Lessons From a Former Athlete; What I Want My Sons to Know by Matt Robert
● We are never defined by what we achieve.
● The only real limits you’ll encounter are those created in your mind.
● Happiness exists now, not when you achieve your next goal.
● Listen to your body, it doesn’t lie. You can kid yourself, but you will get injured if you push too hard.
● Everyone is born with different gifts but even the greatest are human. Hard work beats talent when talent doesn’t work hard.
● If you don’t try, you’re never going to know.
● If you’re not having fun, is it time to stop? Don’t lose the essence of why you started; seriousness is overrated.
Part of a long list of things that I want my sons to know. And yet I know that I don’t need to teach them, I’ll explain.
I had a long career in athletics. At 19 with a PB of 1.95m, I had failed to get an invite to English Schools let alone any age group international championships. It was clear to me that if I was ever going to be any good, I would need to exploit every avenue of gain. Finding the answer to why I and others performed at their best, when they did, seemed to be the ultimate advantage.
The experience of each PB was so similar, 2.05m, 2.10m, 2.12m, 2.15m, 2.19m, 2.20m, 2.22m, 2.26, so effortless, so unlike most of the time. Over the years I attributed this mental state to visualisation, affirmations, training, the weather, making a decision and even holding my hands above my head and the results were frustratingly inconsistent. The answer to why we perform at our best, when we do, remained elusive rather annoyingly until I retired.
I know now that we intuitively make the right decisions when we work in line with how our psychological system is designed. For most of my life, this wasn’t the case and unsurprisingly it was hard.
I spoke to my coach on the phone as I was near the end of a session and was really tired, he told me to call it a day early. And yet I was so desperate to achieve my goals I ignored his advice because more training would mean higher achievement right? Wrong, I hit a hurdle whilst bounding over it and ended up in A&E. Years later I was in a turbulent relationship and brought some of this to the track. Not paying enough attention I accidentally landed on my head, rupturing a disc in my neck. Any chance of making the Olympics the following year was gone and I was left with a surgery that risked me losing the use of my arms.
"Any chance of making the Olympics the following year was gone"
These are two of the more extreme examples of what has happened in my life when I have been off course. There are hundreds if not thousands of others which are very mundane and normal but where ultimately I was suffering. There are then those few moments where I got out of my own way, I worked in line with my design and my performance exceeded beyond what I thought to be possible.
It always seemed to me that when I achieved X I would be Y. Now, this wasn’t something explicitly conscious but I daydreamed endlessly about jumping my next PB, qualifying for that championship, winning that medal, what it looked like, how it felt. It’s what driven ambitious people do, right?!

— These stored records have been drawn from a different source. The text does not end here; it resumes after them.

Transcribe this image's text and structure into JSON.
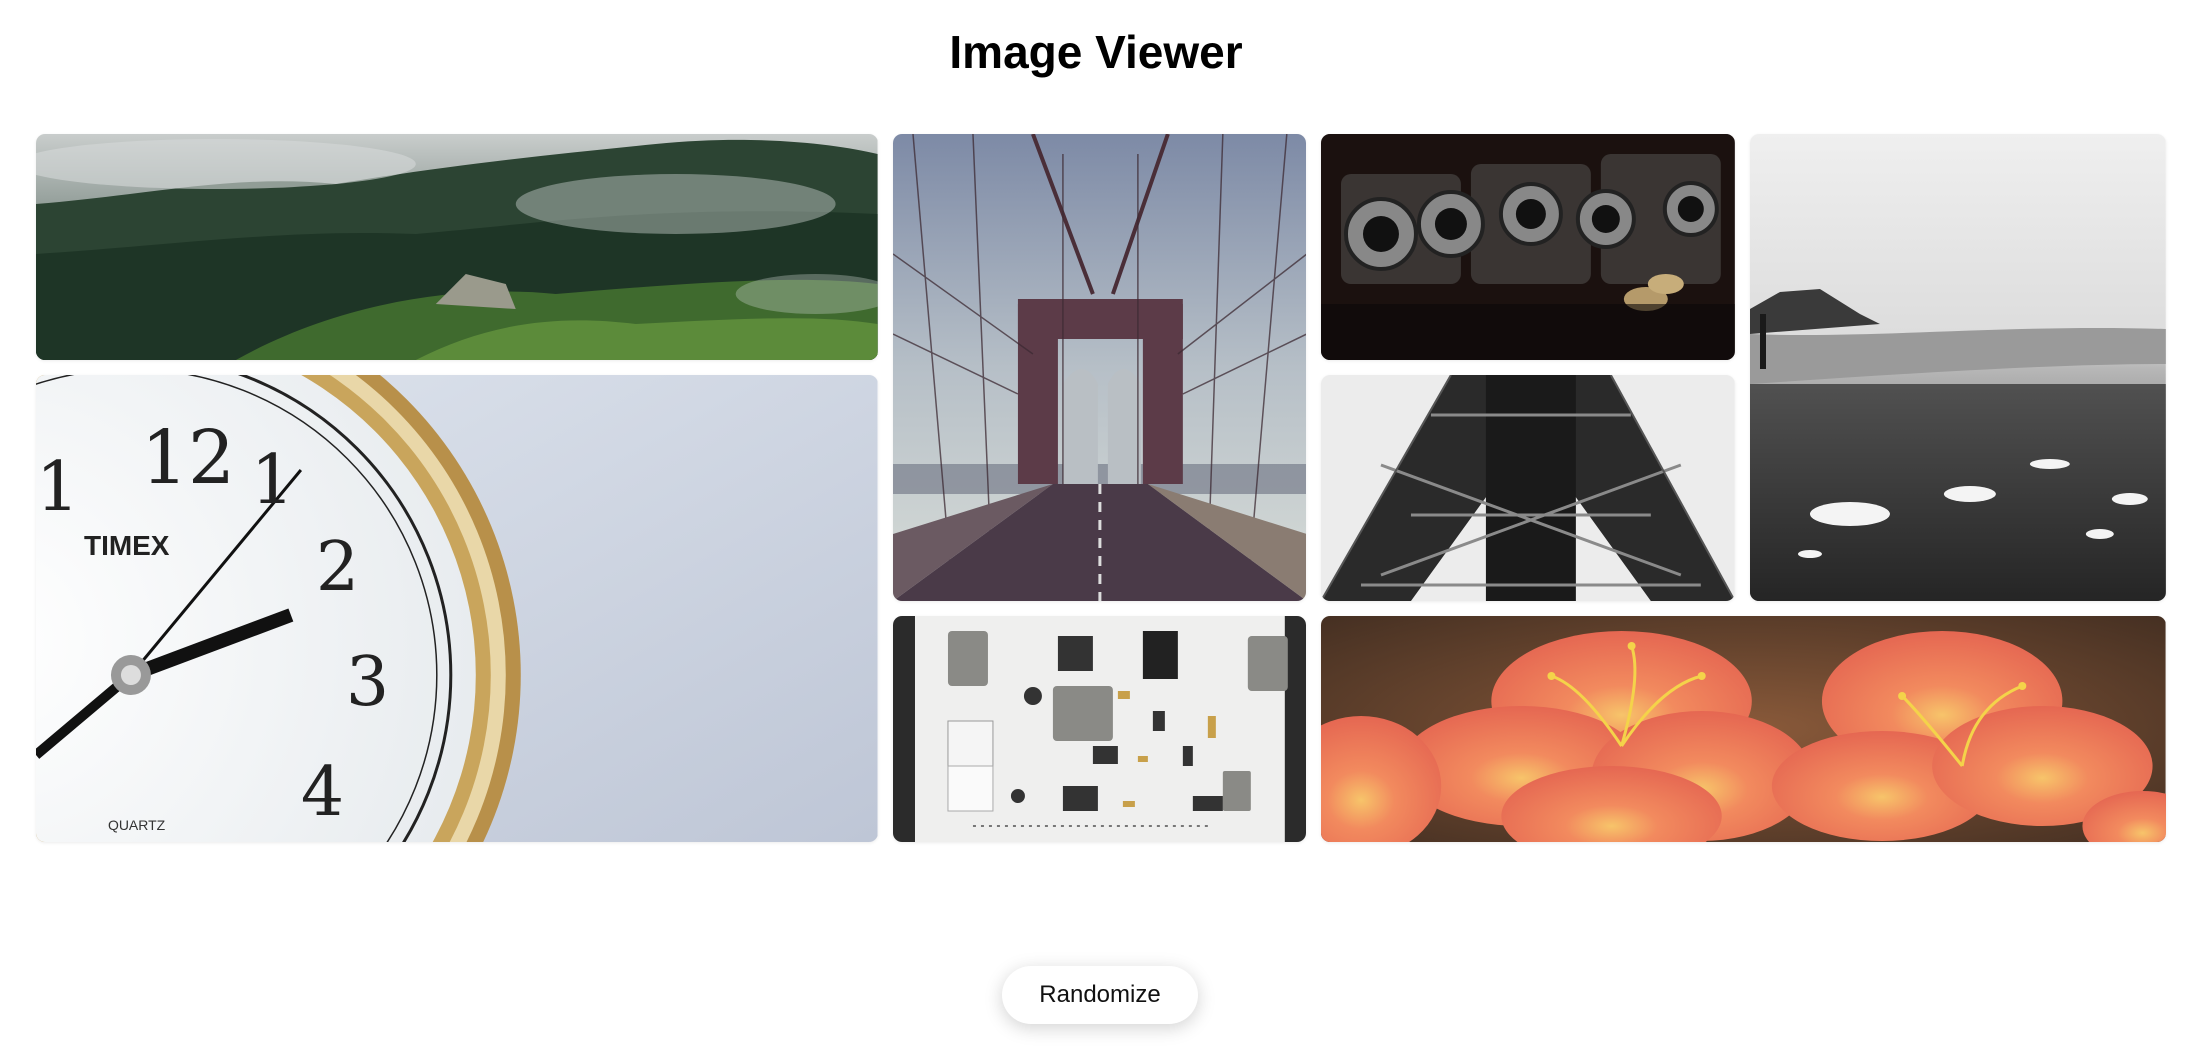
{
  "page": {
    "title": "Image Viewer"
  },
  "images": [
    {
      "id": "forest",
      "subject": "misty forest hillside"
    },
    {
      "id": "clock",
      "subject": "pocket watch close-up",
      "brand_text": "TIMEX",
      "dial_text": "QUARTZ",
      "numerals": [
        "12",
        "1",
        "2",
        "3",
        "4",
        "1"
      ]
    },
    {
      "id": "bridge",
      "subject": "suspension bridge walkway"
    },
    {
      "id": "camera",
      "subject": "vintage cameras"
    },
    {
      "id": "tower",
      "subject": "steel lattice tower"
    },
    {
      "id": "beach",
      "subject": "black and white beach"
    },
    {
      "id": "parts",
      "subject": "disassembled device parts"
    },
    {
      "id": "flowers",
      "subject": "orange lily flowers"
    }
  ],
  "controls": {
    "randomize_label": "Randomize"
  },
  "colors": {
    "background": "#ffffff",
    "title": "#000000",
    "button_bg": "#ffffff",
    "button_text": "#111111"
  }
}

Perhaps, but whilst it seemed it, X (achieving a PB, qualifying for a championship, winning a medal etc) could never be the source of Y (my happiness, status, confidence etc).
“We don’t know who discovered water, but we know that it wasn’t the fish.”
Just as fish are born to water, we are born into a world that seems to be the source of our experience. I do well; I feel happy, I lose; I feel bad. We look past that which is creating our experience from moment to moment. It is an extremely compelling illusion but an illusion nonetheless. Without exception, we are always living in the feeling of our thinking about our circumstances. When we see the simple truth that our experience only flows in one direction, inside out, our world can change dramatically.
We all experience moments of clarity and peace; often it seems to be because we’re on holiday, walking in nature or perhaps just taking a shower. This is, however, our natural state, when we allow our mind to settle. When we take our foot off the accelerator pedal in a car, it will naturally slow down.
When we operate from this space of clarity we gain fresh perspectives on problems, are more resourceful, perform better and just make better decisions. So the things that I want my sons to know don’t need to be taught because they are symptoms of this clarity, by products of working in line with how we’re designed. In the words of the psychologist Carl Jung;
“Children are educated by what the grown-up is and not by his talk.”
Matt is a former international high jumper ranked top 20 on the UK All Time list. Having trained in the 3 Principles psychology he coaches people to find the source of their own wisdom and potential. His clients include International Athletes, wealth management executives and health professionals. To find out more about his work and to get in touch you can find him @psychological.performance on social media.
View this post on Instagram